▶ **Exercise requirements**
Filter the records below for the word "stats". Copy each line that holds it.

▶ **Data to examine**
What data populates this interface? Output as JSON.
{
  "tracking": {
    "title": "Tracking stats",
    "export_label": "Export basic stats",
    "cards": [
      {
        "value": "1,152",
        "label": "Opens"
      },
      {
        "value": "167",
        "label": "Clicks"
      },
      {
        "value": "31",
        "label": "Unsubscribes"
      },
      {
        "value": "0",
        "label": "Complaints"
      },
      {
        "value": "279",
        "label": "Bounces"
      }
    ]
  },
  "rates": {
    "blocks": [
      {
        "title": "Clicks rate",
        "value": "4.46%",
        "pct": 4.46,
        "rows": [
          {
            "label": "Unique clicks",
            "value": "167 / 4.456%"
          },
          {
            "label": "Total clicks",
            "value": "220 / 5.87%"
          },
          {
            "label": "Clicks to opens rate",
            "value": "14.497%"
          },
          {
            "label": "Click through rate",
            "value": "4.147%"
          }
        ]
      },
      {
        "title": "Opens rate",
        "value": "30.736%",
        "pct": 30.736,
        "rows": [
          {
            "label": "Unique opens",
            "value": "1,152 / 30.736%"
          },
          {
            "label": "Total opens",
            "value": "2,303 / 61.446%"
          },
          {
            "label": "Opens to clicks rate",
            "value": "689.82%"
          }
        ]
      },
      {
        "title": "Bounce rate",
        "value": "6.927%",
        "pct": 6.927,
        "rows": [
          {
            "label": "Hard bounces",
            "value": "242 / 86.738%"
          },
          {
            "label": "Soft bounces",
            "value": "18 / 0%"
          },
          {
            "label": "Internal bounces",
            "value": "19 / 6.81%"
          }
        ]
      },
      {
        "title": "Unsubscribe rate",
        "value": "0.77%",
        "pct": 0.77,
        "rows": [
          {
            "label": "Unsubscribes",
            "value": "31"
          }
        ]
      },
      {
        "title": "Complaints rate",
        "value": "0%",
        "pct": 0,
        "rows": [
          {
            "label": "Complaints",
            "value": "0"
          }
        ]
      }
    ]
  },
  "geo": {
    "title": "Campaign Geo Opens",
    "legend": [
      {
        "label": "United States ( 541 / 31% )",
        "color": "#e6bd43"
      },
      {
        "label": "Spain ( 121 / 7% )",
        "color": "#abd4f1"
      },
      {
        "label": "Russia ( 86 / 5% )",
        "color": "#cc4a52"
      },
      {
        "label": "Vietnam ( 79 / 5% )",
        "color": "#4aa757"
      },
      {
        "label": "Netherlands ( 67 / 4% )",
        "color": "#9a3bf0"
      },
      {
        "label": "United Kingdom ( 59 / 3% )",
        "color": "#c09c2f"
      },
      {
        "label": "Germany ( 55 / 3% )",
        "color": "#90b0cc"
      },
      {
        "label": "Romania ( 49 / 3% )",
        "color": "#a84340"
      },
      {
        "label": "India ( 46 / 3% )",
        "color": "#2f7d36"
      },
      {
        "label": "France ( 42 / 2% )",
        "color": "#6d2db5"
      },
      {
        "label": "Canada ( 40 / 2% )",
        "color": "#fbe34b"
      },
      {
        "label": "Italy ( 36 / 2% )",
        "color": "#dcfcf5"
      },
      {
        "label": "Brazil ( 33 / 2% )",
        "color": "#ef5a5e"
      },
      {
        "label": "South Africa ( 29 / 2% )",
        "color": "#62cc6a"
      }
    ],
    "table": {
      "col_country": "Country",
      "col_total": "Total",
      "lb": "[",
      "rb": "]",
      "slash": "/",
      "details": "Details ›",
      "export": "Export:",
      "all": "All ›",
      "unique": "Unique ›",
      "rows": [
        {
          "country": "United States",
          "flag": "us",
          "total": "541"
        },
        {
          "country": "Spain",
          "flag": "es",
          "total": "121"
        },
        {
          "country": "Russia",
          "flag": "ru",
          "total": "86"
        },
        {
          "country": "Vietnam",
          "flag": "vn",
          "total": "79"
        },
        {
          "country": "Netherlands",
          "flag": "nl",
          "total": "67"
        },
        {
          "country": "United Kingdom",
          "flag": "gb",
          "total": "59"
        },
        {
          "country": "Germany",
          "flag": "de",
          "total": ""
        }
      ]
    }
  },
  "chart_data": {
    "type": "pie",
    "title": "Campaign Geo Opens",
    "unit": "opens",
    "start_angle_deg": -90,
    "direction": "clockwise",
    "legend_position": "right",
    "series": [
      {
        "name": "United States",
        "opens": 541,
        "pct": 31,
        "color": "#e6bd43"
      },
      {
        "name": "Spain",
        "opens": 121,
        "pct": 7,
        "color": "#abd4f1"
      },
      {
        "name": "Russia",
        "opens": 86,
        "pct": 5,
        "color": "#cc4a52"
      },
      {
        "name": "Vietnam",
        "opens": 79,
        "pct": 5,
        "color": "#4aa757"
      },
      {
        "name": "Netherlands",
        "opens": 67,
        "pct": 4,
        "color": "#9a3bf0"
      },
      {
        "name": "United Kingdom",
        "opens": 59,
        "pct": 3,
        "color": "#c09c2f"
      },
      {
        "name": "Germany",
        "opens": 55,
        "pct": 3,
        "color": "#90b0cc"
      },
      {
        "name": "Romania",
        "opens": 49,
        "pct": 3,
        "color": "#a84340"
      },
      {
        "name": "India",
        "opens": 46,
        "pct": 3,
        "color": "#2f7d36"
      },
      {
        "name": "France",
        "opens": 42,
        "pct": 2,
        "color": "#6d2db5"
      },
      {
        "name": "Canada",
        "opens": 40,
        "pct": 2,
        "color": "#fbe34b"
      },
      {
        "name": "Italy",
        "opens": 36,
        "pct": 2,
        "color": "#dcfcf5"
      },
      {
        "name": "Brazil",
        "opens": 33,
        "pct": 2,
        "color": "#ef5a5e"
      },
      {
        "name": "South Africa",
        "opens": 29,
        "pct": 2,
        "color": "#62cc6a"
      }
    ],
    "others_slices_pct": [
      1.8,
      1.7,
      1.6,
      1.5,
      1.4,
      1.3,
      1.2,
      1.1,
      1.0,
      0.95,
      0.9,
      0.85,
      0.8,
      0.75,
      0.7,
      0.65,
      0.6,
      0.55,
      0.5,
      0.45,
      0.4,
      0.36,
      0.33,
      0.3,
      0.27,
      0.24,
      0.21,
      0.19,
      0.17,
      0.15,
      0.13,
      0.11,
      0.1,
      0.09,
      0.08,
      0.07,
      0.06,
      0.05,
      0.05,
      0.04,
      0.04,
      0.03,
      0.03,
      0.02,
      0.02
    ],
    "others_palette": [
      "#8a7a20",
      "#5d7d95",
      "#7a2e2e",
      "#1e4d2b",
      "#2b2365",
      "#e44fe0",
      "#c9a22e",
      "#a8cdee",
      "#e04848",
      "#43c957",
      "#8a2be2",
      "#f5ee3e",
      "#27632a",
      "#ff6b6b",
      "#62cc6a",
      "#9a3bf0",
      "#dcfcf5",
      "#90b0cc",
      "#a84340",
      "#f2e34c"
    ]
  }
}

▶ **The completed task**
    "title": "Tracking stats",
    "export_label": "Export basic stats",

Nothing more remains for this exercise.